So, which one of the 10 school bus fatalities would you be willing to accept as a parent? Get real, Clifton.
Please do you really think back ups cameras will prevent even one death?? Sorry I don't believe they will since the drivers who don't check the rear of their vehicles are going to be too busy texting or talking on the phone to look at the rear view camera. NHTSA shouldn't be mandating. If you want, install one or get one with your next vehicle purchase. I am a tax payer in Fairfax County and before the county spends any money on seatbelts I want the stats on how many kids were killed and injured in the last 10 years and if seatbelts would have prevented these tragedies. And who is going to make sure the kids buckle up and stay buckled up? Kids like Warren and I would not have buckled up despite what Sister Mary Late Apex said. Just to keep the school bus sitting longer. Clifton, VA
Because knowing you can prevent a child's death isn't good enough for you, Clifton? Really? Your little pennies mean that much to you? Really?
NHTSA should mandate - and they will, eventually - backup cameras with sensors. Once can look at a camera, but a child is quick. Sensors are needed as well.
It wasn't a rant about seatbelt, just an observation that helmets would be more effective. Please don't take everything so personal.
Sorry to report, but a helmet didn't help Michael Schumacher. They do help, but you're talking about utilizing a seat belt the same way a child has to buckle up in cars. It's not foreign to them.
I think both Warren and I are a little upset at Clifton's harshness and may have been a little defensive with you.
" An analysis of test data by the National Highway Traffic Safety Administration (NHTSA) has concluded that lap belts appear to have little, if any, benefit in reducing serious-to-fatal injuries in severe frontal crashes. On the contrary, lap belts could increase the incidence of serious neck injuries and possibly abdominal injury among young passengers in severe frontal crashes." http://www.nhtsa.gov/Research/Crashworthiness/School+Bus+Crashworthiness+Research
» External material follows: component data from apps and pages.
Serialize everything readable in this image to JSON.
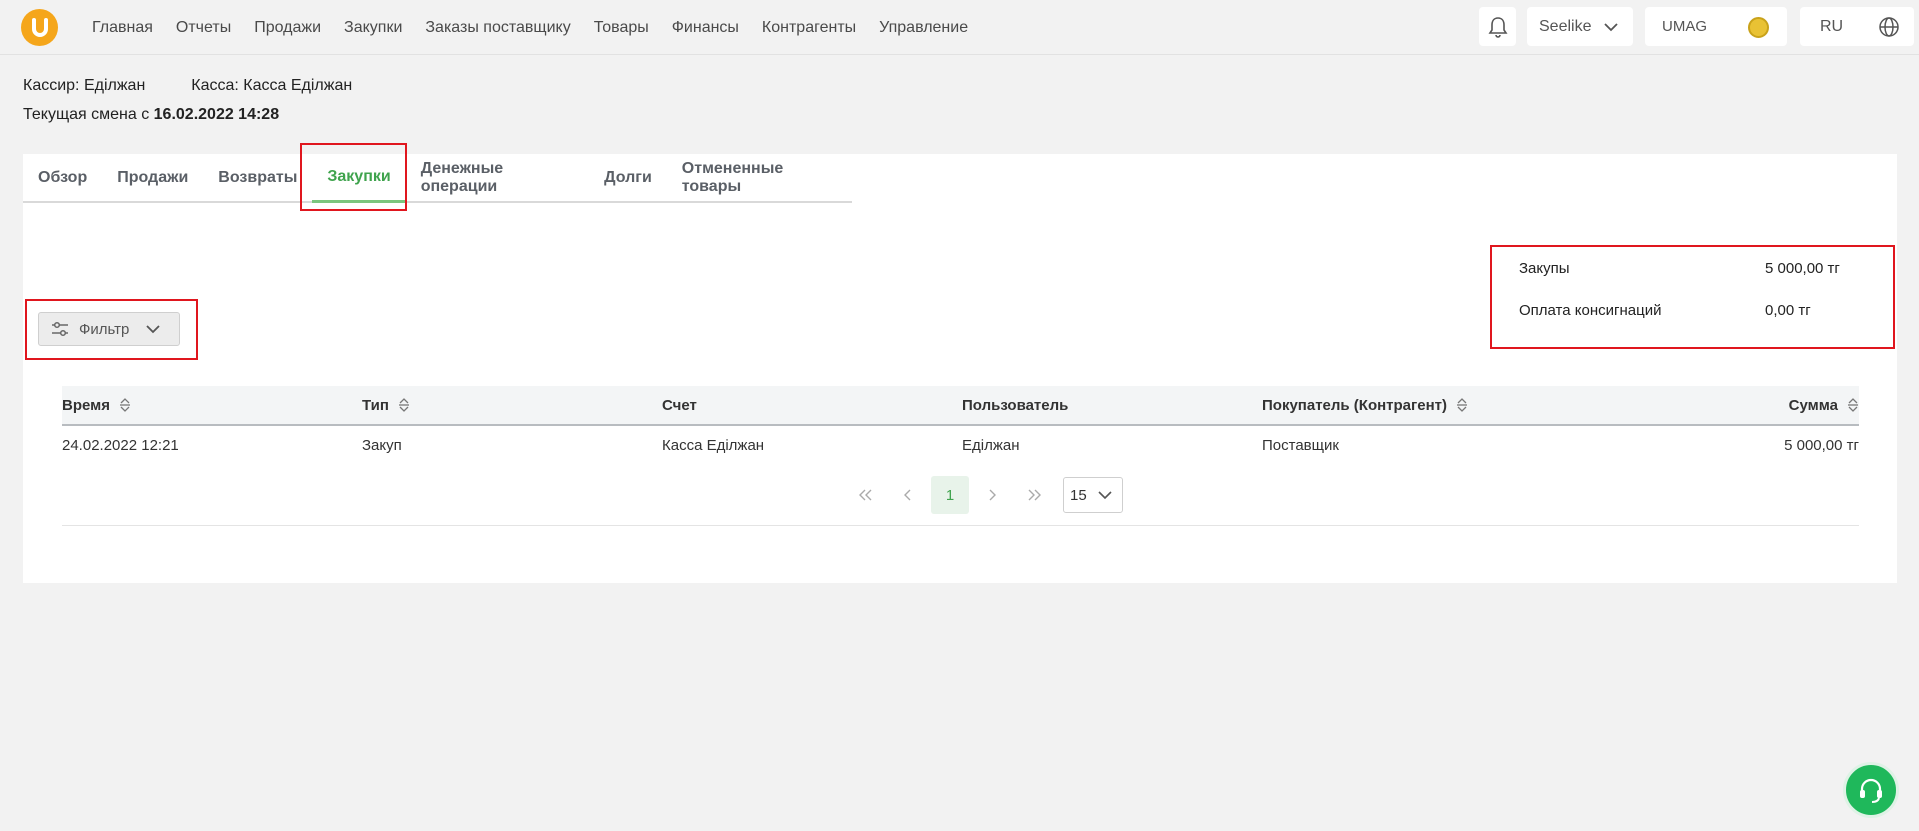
{
  "nav": {
    "items": [
      "Главная",
      "Отчеты",
      "Продажи",
      "Закупки",
      "Заказы поставщику",
      "Товары",
      "Финансы",
      "Контрагенты",
      "Управление"
    ]
  },
  "header": {
    "user": "Seelike",
    "store": "UMAG",
    "lang": "RU"
  },
  "shift": {
    "cashier": "Кассир: Еділжан",
    "register": "Касса: Касса Еділжан",
    "current_label": "Текущая смена с ",
    "current_value": "16.02.2022 14:28"
  },
  "tabs": [
    {
      "label": "Обзор",
      "active": false
    },
    {
      "label": "Продажи",
      "active": false
    },
    {
      "label": "Возвраты",
      "active": false
    },
    {
      "label": "Закупки",
      "active": true
    },
    {
      "label": "Денежные операции",
      "active": false
    },
    {
      "label": "Долги",
      "active": false
    },
    {
      "label": "Отмененные товары",
      "active": false
    }
  ],
  "summary": {
    "purchases_label": "Закупы",
    "purchases_value": "5 000,00 тг",
    "consignment_label": "Оплата консигнаций",
    "consignment_value": "0,00 тг"
  },
  "filter": {
    "label": "Фильтр"
  },
  "table": {
    "headers": {
      "time": "Время",
      "type": "Тип",
      "account": "Счет",
      "user": "Пользователь",
      "buyer": "Покупатель (Контрагент)",
      "sum": "Сумма"
    },
    "rows": [
      {
        "time": "24.02.2022 12:21",
        "type": "Закуп",
        "account": "Касса Еділжан",
        "user": "Еділжан",
        "buyer": "Поставщик",
        "sum": "5 000,00 тг"
      }
    ]
  },
  "pagination": {
    "current": "1",
    "page_size": "15"
  },
  "colors": {
    "accent": "#3fa34d",
    "highlight": "#e0161e",
    "logo": "#f5a61b",
    "support": "#1fb85b"
  }
}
A faulty analysis if ever there was one. Based on what? All of the shool buses with seat belts?
Seatbelts on buses and backup cameras through laws and regs than lets mandate through laws, regs and EOs that all dogs are either kept in crates or otherwise restrained in vehciles to prevent injury because Warren and Lou Ann my herding collies are smarter than any honor roll student Clifton, VA
I appreciate that you love your dogs. I would appreciate that you love and respect children as well.
Isn't there a big difference between skiing off the trail and riding a school bus?
Yes, but if a head is hit just right it will crack the helmet. Helmets aren't required in the snow and he was wearing one, being as safe as possible. Soemtimes accidents happen.